--> Skip to main content

Resorting To A Solitary Place Is A Sign Of Knowledge

A brief retreat to a quiet place does refresh our mind and help us meet the challenges of life once again. But it is also true that the duration of this effect depends largely on our mental state. A turbulent or sense-bound mind may derive little benefit from solitude. We are inseparably bound with our mind. It does not let us alone despite a change of place, influencing our behaviour all the time. Our mind and senses are by nature outward-going: the mind is ever eager to be in contact with the sense organs, which in turn are happy to meet their sense objects. We are accustomed to living in company and relish talking to others, sometimes possibly on no subject. The mind loathes retreating into solitude, leaving its accustomed outward mode. Sometimes, thanks to its vagaries, we could strike a discordant note in quiet places, a retreat exclusively meant for studies, prayer and meditation, for example.

Again, an attempt at meditation without proper preparation and discipline can unsettle us, since the mental churning involved will bring to the fore hitherto-unknown strange and frightening things stored in the deeper recesses of the mind. Incidentally, this scary possibility and the consequent inability to sit quiet are the reasons why some people are always busy with some activity or other, or tend to be nosy about others.
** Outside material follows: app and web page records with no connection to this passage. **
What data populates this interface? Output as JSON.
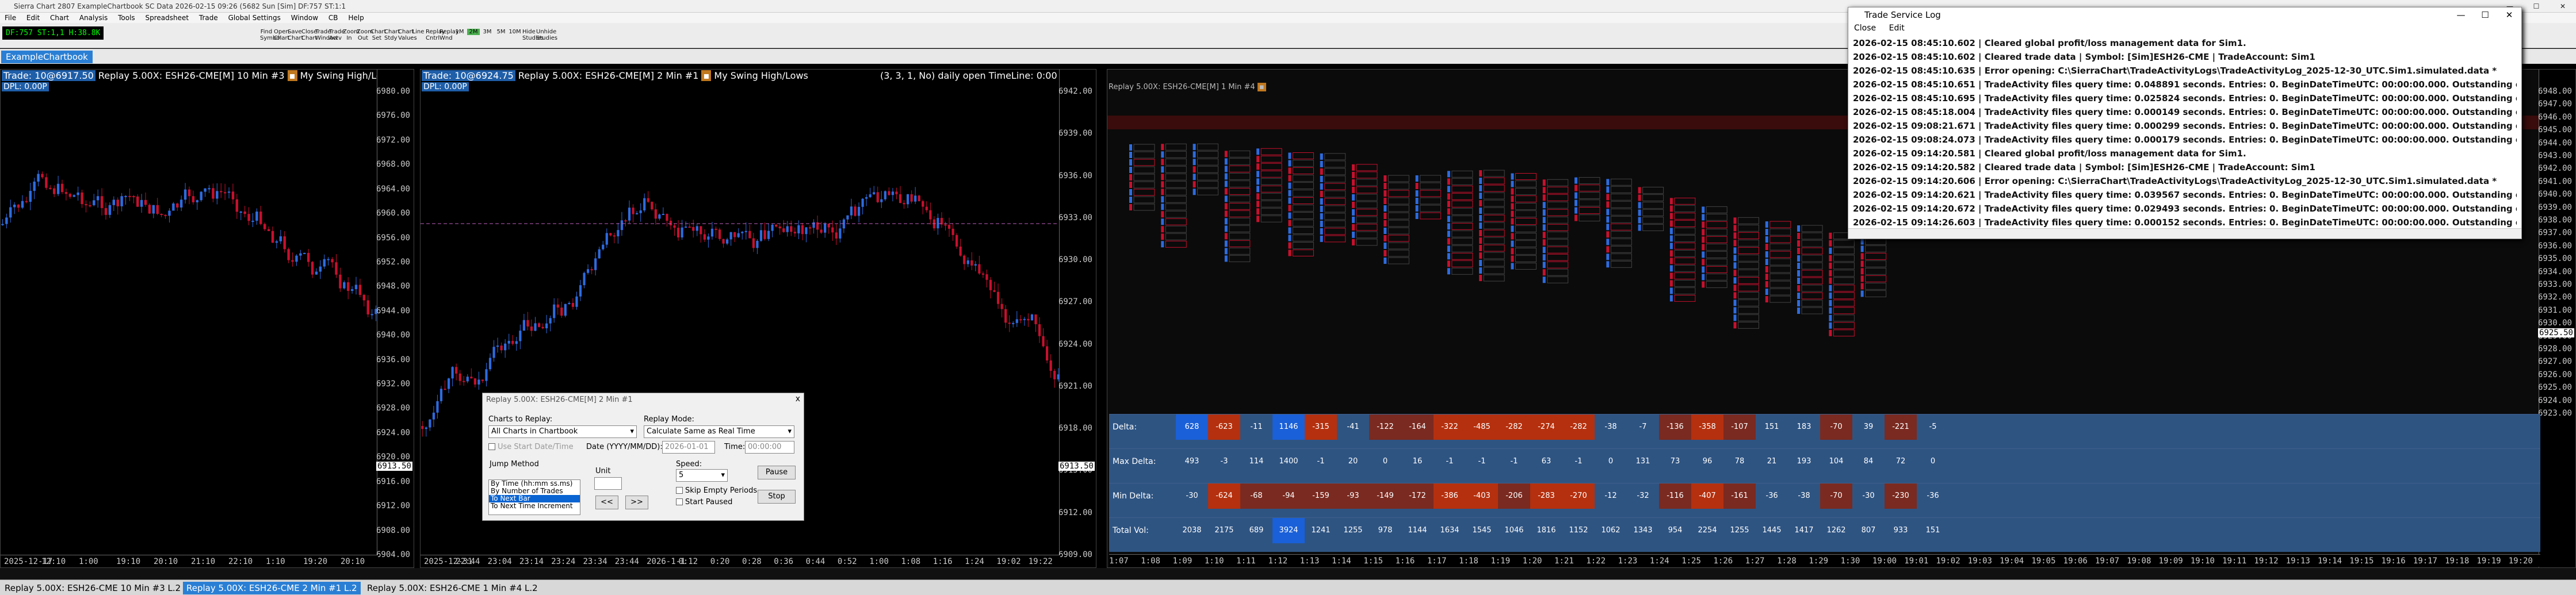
{
  "app": {
    "title": "Sierra Chart 2807 ExampleChartbook SC Data 2026-02-15 09:26 (5682 Sun [Sim] DF:757 ST:1:1",
    "window_buttons": [
      "—",
      "☐",
      "✕"
    ]
  },
  "menu": [
    "File",
    "Edit",
    "Chart",
    "Analysis",
    "Tools",
    "Spreadsheet",
    "Trade",
    "Global Settings",
    "Window",
    "CB",
    "Help"
  ],
  "toolbar": {
    "symbol_box": "DF:757  ST:1,1  H:38.8K",
    "buttons": [
      [
        "Find",
        "Symbol"
      ],
      [
        "Open",
        "Chart"
      ],
      [
        "Save",
        "Chart"
      ],
      [
        "Close",
        "Chart"
      ],
      [
        "Trade",
        "Window"
      ],
      [
        "Trade",
        "Actv"
      ],
      [
        "Zoom",
        "In"
      ],
      [
        "Zoom",
        "Out"
      ],
      [
        "Chart",
        "Set"
      ],
      [
        "Chart",
        "Stdy"
      ],
      [
        "Chart",
        "Values"
      ],
      [
        "Line"
      ],
      [
        "Replay",
        "Cntrl"
      ],
      [
        "Replay",
        "Wnd"
      ],
      [
        "1M"
      ],
      [
        "2M"
      ],
      [
        "3M"
      ],
      [
        "5M"
      ],
      [
        "10M"
      ],
      [
        "Hide",
        "Studies"
      ],
      [
        "Unhide",
        "Studies"
      ]
    ]
  },
  "chartbook_tab": "ExampleChartbook",
  "chart1": {
    "header_trade": "Trade: 10@6917.50",
    "header_rest": "Replay 5.00X: ESH26-CME[M]  10 Min  #3",
    "study": "My Swing High/Lows",
    "dpl": "DPL: 0.00P",
    "price_labels": [
      "6980.00",
      "6976.00",
      "6972.00",
      "6968.00",
      "6964.00",
      "6960.00",
      "6956.00",
      "6952.00",
      "6948.00",
      "6944.00",
      "6940.00",
      "6936.00",
      "6932.00",
      "6928.00",
      "6924.00",
      "6920.00",
      "6916.00",
      "6912.00",
      "6908.00",
      "6904.00"
    ],
    "last_price": "6913.50",
    "time_labels": [
      "2025-12-17",
      "12:10",
      "1:00",
      "19:10",
      "20:10",
      "21:10",
      "22:10",
      "1:10",
      "19:20",
      "20:10"
    ]
  },
  "chart2": {
    "header_trade": "Trade: 10@6924.75",
    "header_rest": "Replay 5.00X: ESH26-CME[M]  2 Min  #1",
    "study": "My Swing High/Lows",
    "extra": "(3, 3, 1, No)  daily open  TimeLine: 0:00",
    "dpl": "DPL: 0.00P",
    "price_labels": [
      "6942.00",
      "6939.00",
      "6936.00",
      "6933.00",
      "6930.00",
      "6927.00",
      "6924.00",
      "6921.00",
      "6918.00",
      "6915.00",
      "6912.00",
      "6909.00"
    ],
    "last_price": "6913.50",
    "time_labels": [
      "2025-12-31",
      "22:44",
      "23:04",
      "23:14",
      "23:24",
      "23:34",
      "23:44",
      "2026-1-1",
      "0:12",
      "0:20",
      "0:28",
      "0:36",
      "0:44",
      "0:52",
      "1:00",
      "1:08",
      "1:16",
      "1:24",
      "19:02",
      "19:22"
    ]
  },
  "chart3": {
    "header": "Replay 5.00X: ESH26-CME[M]  1 Min  #4",
    "price_labels": [
      "6948.00",
      "6947.00",
      "6946.00",
      "6945.00",
      "6944.00",
      "6943.00",
      "6942.00",
      "6941.00",
      "6940.00",
      "6939.00",
      "6938.00",
      "6937.00",
      "6936.00",
      "6935.00",
      "6934.00",
      "6933.00",
      "6932.00",
      "6931.00",
      "6930.00",
      "6929.00",
      "6928.00",
      "6927.00",
      "6926.00",
      "6925.00",
      "6924.00",
      "6923.00"
    ],
    "last_price": "6925.50",
    "row_labels": [
      "Delta:",
      "Max Delta:",
      "Min Delta:",
      "Total Vol:"
    ],
    "columns": [
      [
        "628",
        "493",
        "-30",
        "2038"
      ],
      [
        "-623",
        "-3",
        "-624",
        "2175"
      ],
      [
        "-11",
        "114",
        "-68",
        "689"
      ],
      [
        "1146",
        "1400",
        "-94",
        "3924"
      ],
      [
        "-315",
        "-1",
        "-159",
        "1241"
      ],
      [
        "-41",
        "20",
        "-93",
        "1255"
      ],
      [
        "-122",
        "0",
        "-149",
        "978"
      ],
      [
        "-164",
        "16",
        "-172",
        "1144"
      ],
      [
        "-322",
        "-1",
        "-386",
        "1634"
      ],
      [
        "-485",
        "-1",
        "-403",
        "1545"
      ],
      [
        "-282",
        "-1",
        "-206",
        "1046"
      ],
      [
        "-274",
        "63",
        "-283",
        "1816"
      ],
      [
        "-282",
        "-1",
        "-270",
        "1152"
      ],
      [
        "-38",
        "0",
        "-12",
        "1062"
      ],
      [
        "-7",
        "131",
        "-32",
        "1343"
      ],
      [
        "-136",
        "73",
        "-116",
        "954"
      ],
      [
        "-358",
        "96",
        "-407",
        "2254"
      ],
      [
        "-107",
        "78",
        "-161",
        "1255"
      ],
      [
        "151",
        "21",
        "-36",
        "1445"
      ],
      [
        "183",
        "193",
        "-38",
        "1417"
      ],
      [
        "-70",
        "104",
        "-70",
        "1262"
      ],
      [
        "39",
        "84",
        "-30",
        "807"
      ],
      [
        "-221",
        "72",
        "-230",
        "933"
      ],
      [
        "-5",
        "0",
        "-36",
        "151"
      ]
    ],
    "time_labels": [
      "1:07",
      "1:08",
      "1:09",
      "1:10",
      "1:11",
      "1:12",
      "1:13",
      "1:14",
      "1:15",
      "1:16",
      "1:17",
      "1:18",
      "1:19",
      "1:20",
      "1:21",
      "1:22",
      "1:23",
      "1:24",
      "1:25",
      "1:26",
      "1:27",
      "1:28",
      "1:29",
      "1:30",
      "19:00",
      "19:01",
      "19:02",
      "19:03",
      "19:04",
      "19:05",
      "19:06",
      "19:07",
      "19:08",
      "19:09",
      "19:10",
      "19:11",
      "19:12",
      "19:13",
      "19:14",
      "19:15",
      "19:16",
      "19:17",
      "19:18",
      "19:19",
      "19:20"
    ]
  },
  "replay_dialog": {
    "title": "Replay 5.00X: ESH26-CME[M]  2 Min  #1",
    "charts_label": "Charts to Replay:",
    "charts_value": "All Charts in Chartbook",
    "mode_label": "Replay Mode:",
    "mode_value": "Calculate Same as Real Time",
    "start_date_label": "Use Start Date/Time",
    "date_label": "Date (YYYY/MM/DD):",
    "date_value": "2026-01-01",
    "time_label": "Time:",
    "time_value": "00:00:00",
    "jump_label": "Jump Method",
    "jump_options": [
      "By Time (hh:mm ss.ms)",
      "By Number of Trades",
      "To Next Bar",
      "To Next Time Increment"
    ],
    "unit_label": "Unit",
    "speed_label": "Speed:",
    "speed_value": "5",
    "skip_label": "Skip Empty Periods",
    "start_paused_label": "Start Paused",
    "pause_label": "Pause",
    "stop_label": "Stop",
    "back_label": "<<",
    "fwd_label": ">>",
    "close_label": "x"
  },
  "trade_log": {
    "title": "Trade Service Log",
    "menu": [
      "Close",
      "Edit"
    ],
    "lines": [
      "2026-02-15  08:45:10.602 | Cleared global profit/loss management data for Sim1.",
      "2026-02-15  08:45:10.602 | Cleared trade data | Symbol: [Sim]ESH26-CME | TradeAccount: Sim1",
      "2026-02-15  08:45:10.635 | Error opening: C:\\SierraChart\\TradeActivityLogs\\TradeActivityLog_2025-12-30_UTC.Sim1.simulated.data *",
      "2026-02-15  08:45:10.651 | TradeActivity files query time: 0.048891 seconds. Entries: 0. BeginDateTimeUTC: 00:00:00.000. Outstanding queries: 0",
      "2026-02-15  08:45:10.695 | TradeActivity files query time: 0.025824 seconds. Entries: 0. BeginDateTimeUTC: 00:00:00.000. Outstanding queries: 0",
      "2026-02-15  08:45:18.004 | TradeActivity files query time: 0.000149 seconds. Entries: 0. BeginDateTimeUTC: 00:00:00.000. Outstanding queries: 0",
      "2026-02-15  09:08:21.671 | TradeActivity files query time: 0.000299 seconds. Entries: 0. BeginDateTimeUTC: 00:00:00.000. Outstanding queries: 0",
      "2026-02-15  09:08:24.073 | TradeActivity files query time: 0.000179 seconds. Entries: 0. BeginDateTimeUTC: 00:00:00.000. Outstanding queries: 0",
      "2026-02-15  09:14:20.581 | Cleared global profit/loss management data for Sim1.",
      "2026-02-15  09:14:20.582 | Cleared trade data | Symbol: [Sim]ESH26-CME | TradeAccount: Sim1",
      "2026-02-15  09:14:20.606 | Error opening: C:\\SierraChart\\TradeActivityLogs\\TradeActivityLog_2025-12-30_UTC.Sim1.simulated.data *",
      "2026-02-15  09:14:20.621 | TradeActivity files query time: 0.039567 seconds. Entries: 0. BeginDateTimeUTC: 00:00:00.000. Outstanding queries: 0",
      "2026-02-15  09:14:20.672 | TradeActivity files query time: 0.029493 seconds. Entries: 0. BeginDateTimeUTC: 00:00:00.000. Outstanding queries: 0",
      "2026-02-15  09:14:26.603 | TradeActivity files query time: 0.000152 seconds. Entries: 0. BeginDateTimeUTC: 00:00:00.000. Outstanding queries: 0"
    ]
  },
  "bottom_tabs": [
    "Replay 5.00X: ESH26-CME  10 Min  #3 L.2",
    "Replay 5.00X: ESH26-CME  2 Min  #1 L.2",
    "Replay 5.00X: ESH26-CME  1 Min  #4 L.2"
  ],
  "colors": {
    "up": "#2d6be0",
    "down": "#c8102e",
    "panel": "#2e5482",
    "accent": "#1f5ea8"
  }
}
Resorting to a solitary place is extolled as a sign of Knowledge in the Bhagavad Gita. Solitude here refers to river banks, forests, temples— any place that is pure and conducive to calmness of mind. But a novice in spiritual life may not reap the benefit of solitude till he attains some semblance of calmness, learns to separate himself from his mind and witness its workings. Till then, thanks to his poor will power, he is sucked into his mental vortex and feels miserable identifying himself with it. Let alone getting benefited by solitude, he will hardly be aware that he is in solitude in the first place.